Burnsville gives annual State of the Lakes report
Crystal Lake, one of three Burnsville lakes on Minnesota’s Impaired Waters List, may be coming off in 2018.
The 291-acre lake, which has a public beach and boat launch and many lakeshore homes, has for the last 10 years exceeded state standards for water clarity and phosphorus concentration, said Daryl Jacobson, the city’s water resources specialist. The lake’s level of chlorophyll-a is close to the state standard, he said.
Failing two of those three measures gets a lake put on the impaired list; passing two of the three gets a lake delisted. The measurements are averaged over 10 years. The next list comes out in 2018.
“I think it is very likely that it could be removed from the list,” Jacobson told the city’s Parks and Natural Resources Commission on Monday during his annual State of the Lakes report. “I think that’s some good news. There’s been a lot of work done in the Crystal Lake watershed over the last 15 years as well.”
The state Pollution Control Agency notified the city in January the lake may be delisted, Jacobson said. About 40 percent of Minnesota’s lakes and streams are impaired by “conventional pollutants,” according to the MPCA.
The other Burnsville lakes on the impaired list are Alimagnet and Keller, which share territory with Apple Valley.
The 104-acre Lake Alimagnet experienced sharply rising levels of phosphorus and chlorophyll-a in the last three years, while its visual clarity fell from 0.9 meters in 2014 to 0.7 in 2016.
“That’s the opposite of what we’re looking for,” Jacobson said.
Aluminum sulfate treatments to reduce phosphorus are planned this year in two ponds on the Burnsville side that drain most of the city’s stormwater that reaches the lake, Jacobson said. The Vermillion River Watershed Joint Powers Board landed a $216,000 state grant for the project and is adding $75,000 of its own funds, Jacobson said. Burnsville is kicking in $125,000, he said.
The project will include an iron-enhanced filter bench for each pond. Iron filings will filter phosphorus after rainfalls, Jacobson said.
Altogether, officials hope to remove 26 pounds of phosphorus annually from the Burnsville side of the lake, he said.
Last year the two cities stocked Alimagnet with 2,000 largemouth bass — predators intended to reduce the glut of growth-stunted sunfish that feed at the lake bottom and stir up phosphorus, Jacobson said.

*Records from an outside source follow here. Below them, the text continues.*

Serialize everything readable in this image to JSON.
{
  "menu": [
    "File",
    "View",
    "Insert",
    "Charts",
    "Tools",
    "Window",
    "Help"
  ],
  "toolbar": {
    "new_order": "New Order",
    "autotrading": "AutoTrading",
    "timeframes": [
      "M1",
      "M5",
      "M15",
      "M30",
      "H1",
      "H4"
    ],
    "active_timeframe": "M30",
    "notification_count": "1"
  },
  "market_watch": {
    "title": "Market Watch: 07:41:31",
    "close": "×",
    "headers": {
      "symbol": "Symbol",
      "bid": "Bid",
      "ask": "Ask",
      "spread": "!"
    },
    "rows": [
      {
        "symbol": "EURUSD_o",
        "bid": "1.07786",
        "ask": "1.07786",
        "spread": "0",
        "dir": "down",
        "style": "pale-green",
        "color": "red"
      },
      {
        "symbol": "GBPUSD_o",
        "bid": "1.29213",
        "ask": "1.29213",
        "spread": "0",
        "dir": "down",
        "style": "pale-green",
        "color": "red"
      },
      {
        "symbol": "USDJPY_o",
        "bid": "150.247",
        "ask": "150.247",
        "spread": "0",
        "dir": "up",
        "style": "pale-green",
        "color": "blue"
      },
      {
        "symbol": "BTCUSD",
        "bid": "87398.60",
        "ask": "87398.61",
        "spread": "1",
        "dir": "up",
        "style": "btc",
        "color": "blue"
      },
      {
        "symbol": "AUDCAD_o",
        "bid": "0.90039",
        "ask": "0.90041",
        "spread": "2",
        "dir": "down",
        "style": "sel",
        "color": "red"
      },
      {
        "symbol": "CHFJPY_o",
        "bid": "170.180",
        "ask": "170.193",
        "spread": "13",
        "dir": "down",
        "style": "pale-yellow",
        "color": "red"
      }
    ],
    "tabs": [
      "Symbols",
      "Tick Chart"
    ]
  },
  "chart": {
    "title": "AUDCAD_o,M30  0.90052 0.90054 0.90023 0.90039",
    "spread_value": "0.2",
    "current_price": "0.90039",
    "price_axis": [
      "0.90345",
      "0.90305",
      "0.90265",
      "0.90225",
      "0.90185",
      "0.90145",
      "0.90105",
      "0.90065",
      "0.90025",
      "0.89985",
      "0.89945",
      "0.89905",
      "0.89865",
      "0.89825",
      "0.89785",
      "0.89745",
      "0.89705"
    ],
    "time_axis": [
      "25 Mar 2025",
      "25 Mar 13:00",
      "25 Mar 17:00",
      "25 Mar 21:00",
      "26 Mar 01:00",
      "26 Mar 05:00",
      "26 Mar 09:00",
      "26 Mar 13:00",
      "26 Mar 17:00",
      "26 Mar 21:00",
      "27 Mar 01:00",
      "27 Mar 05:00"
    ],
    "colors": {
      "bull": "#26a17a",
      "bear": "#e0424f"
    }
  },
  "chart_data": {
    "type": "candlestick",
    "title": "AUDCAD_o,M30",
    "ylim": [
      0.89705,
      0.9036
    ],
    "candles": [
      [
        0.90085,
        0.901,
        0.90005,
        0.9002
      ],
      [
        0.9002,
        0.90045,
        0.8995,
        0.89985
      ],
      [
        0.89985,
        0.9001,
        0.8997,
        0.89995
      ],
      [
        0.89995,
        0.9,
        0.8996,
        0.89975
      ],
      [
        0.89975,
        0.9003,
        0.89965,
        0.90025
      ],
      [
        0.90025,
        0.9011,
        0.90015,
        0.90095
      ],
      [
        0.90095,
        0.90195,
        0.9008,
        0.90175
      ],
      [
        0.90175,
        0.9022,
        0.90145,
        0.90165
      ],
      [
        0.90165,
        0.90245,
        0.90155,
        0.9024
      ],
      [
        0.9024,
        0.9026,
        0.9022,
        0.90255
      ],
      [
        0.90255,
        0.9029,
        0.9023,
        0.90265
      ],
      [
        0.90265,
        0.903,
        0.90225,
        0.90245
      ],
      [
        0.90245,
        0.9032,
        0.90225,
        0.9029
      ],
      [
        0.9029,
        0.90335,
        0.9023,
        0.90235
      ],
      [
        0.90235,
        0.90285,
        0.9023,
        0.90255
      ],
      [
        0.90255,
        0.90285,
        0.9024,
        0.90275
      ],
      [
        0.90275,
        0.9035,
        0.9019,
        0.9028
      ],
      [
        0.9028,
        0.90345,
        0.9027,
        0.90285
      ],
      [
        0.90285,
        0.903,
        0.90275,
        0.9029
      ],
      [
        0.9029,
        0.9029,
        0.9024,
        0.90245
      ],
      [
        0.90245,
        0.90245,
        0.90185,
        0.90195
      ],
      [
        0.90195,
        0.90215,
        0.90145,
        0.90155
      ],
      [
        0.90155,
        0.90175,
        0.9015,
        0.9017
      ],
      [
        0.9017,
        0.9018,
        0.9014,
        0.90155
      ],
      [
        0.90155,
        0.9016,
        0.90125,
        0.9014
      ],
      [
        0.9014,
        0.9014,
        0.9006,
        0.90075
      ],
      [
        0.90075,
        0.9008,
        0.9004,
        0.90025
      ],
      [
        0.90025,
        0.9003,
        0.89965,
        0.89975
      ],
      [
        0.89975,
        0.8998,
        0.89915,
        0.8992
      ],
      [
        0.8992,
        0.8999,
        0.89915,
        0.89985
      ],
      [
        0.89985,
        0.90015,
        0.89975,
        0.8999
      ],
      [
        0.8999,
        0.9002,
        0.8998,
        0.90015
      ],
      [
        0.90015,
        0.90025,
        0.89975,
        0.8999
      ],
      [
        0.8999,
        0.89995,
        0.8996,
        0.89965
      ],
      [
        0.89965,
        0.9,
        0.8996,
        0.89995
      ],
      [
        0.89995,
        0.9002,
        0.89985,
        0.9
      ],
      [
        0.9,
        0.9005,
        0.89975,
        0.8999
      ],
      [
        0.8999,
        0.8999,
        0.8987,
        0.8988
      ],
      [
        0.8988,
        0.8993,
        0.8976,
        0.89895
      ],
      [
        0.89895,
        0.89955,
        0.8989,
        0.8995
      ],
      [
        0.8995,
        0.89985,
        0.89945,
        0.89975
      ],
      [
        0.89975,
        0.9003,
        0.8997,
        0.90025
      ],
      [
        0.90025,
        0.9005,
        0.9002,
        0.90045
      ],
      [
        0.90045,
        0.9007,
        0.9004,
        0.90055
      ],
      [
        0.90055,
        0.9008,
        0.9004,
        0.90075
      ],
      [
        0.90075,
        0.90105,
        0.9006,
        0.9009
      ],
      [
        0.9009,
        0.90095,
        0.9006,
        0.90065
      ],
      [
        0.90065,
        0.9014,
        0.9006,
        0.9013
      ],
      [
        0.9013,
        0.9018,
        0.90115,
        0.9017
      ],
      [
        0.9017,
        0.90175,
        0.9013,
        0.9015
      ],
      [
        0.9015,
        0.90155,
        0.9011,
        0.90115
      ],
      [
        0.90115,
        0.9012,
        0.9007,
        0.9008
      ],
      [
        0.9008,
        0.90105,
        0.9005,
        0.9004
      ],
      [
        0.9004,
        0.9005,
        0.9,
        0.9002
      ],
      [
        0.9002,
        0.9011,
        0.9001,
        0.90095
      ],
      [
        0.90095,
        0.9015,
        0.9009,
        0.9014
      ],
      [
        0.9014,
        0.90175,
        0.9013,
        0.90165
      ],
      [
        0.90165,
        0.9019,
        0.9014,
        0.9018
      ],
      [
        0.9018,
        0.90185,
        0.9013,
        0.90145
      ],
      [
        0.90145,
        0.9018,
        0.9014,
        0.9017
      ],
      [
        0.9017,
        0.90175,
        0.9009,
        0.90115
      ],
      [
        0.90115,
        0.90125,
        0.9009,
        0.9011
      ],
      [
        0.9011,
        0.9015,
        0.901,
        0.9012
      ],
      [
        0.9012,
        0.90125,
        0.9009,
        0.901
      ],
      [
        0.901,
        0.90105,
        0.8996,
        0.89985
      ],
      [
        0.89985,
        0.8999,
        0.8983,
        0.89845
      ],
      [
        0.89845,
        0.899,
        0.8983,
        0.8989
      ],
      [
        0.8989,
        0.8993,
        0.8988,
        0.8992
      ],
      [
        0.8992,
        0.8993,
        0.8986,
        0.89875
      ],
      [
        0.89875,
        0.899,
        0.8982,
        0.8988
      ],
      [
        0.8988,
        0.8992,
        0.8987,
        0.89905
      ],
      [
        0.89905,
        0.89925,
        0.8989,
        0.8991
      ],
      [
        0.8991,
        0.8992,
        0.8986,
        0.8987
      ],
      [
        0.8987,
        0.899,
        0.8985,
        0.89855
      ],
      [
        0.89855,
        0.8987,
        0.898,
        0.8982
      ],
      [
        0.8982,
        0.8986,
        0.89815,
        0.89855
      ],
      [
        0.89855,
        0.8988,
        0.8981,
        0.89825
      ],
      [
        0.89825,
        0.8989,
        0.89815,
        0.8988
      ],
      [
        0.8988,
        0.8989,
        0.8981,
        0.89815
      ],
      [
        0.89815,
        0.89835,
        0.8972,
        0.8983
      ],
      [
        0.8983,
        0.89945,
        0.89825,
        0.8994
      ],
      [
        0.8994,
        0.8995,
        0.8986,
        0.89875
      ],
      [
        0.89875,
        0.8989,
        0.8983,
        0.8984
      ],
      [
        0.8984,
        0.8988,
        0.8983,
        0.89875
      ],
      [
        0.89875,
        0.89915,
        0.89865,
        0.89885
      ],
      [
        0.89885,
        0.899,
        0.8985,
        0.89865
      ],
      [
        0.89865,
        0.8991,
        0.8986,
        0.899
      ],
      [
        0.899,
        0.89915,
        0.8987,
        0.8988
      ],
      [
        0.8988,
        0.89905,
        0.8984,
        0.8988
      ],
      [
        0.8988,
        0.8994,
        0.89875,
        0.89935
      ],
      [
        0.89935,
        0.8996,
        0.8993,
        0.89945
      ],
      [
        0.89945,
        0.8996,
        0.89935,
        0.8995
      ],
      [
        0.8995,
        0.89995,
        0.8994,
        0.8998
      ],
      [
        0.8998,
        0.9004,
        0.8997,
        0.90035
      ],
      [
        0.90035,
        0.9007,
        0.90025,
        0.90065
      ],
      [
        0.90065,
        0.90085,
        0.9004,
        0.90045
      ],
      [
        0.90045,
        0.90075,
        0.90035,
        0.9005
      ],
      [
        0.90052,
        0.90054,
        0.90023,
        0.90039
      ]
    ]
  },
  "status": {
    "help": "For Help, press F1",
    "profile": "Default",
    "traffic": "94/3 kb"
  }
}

In the 53-acre Keller Lake, phosphorus levels rose slightly from 2014 to 2016, chlorophyll-a levels fell sharply and clarity rose from 0.8 meters to 1.0. The city’s clarity goal for Keller, 1.8 meters, was set in 2002, is unrealistic for a shallow lake of 8 to 9 feet and will likely be reset, Jacobson said.
A large underground stormwater treatment system being built this summer at Crystal Beach Park is expected to remove about 72 pounds of phosphorus annually from water draining to Keller, Jacobson said. Two years ago Apple Valley built a stormwater pond to remove about 50 pounds, he said.
The 60-acre Lac Lavon — a former gravel quarry that filled with water when mining was done — has very low pollutant levels, a small watershed draining to the lake and a stellar clarity reading of 4.4 meters.
“That lake’s really in great shape,” Jacobson said.
The 27-acre Earley Lake was removed from the Impaired Waters List in 2012, Jacobson said. From 2014 to 2016 pollutant levels fell and clarity rose from 1.4 meters to 1.7.
The 58-acre Sunset Pond experienced a slight drop in phosphorus the last three years but nearly a tripling of chlorophyll-a. Clarity was at 1.8 meters last year and 2.2 in 2014.
The 11-acre Twin Lake South has experienced increases in phosphorus and chlorophyll-a and a drop in clarity, from 2.1 meters in 2014 to 1.9 last year.
The 14-acre Wood Pond has experienced a rise in the pollutants and fluctuating clarity levels — 1.3 meters in 2014, 2.5 in 2015 and 1.8 last year.
Aluminum sulfate treatment is planned this year to contain internal loading from sediments in the lake, Jacobson said. A street reconstruction project last year included some underground filters to treat stormwater entering the south side of the lake.
“I think Wood Pond is definitely trending in the right direction,” Jacobson said.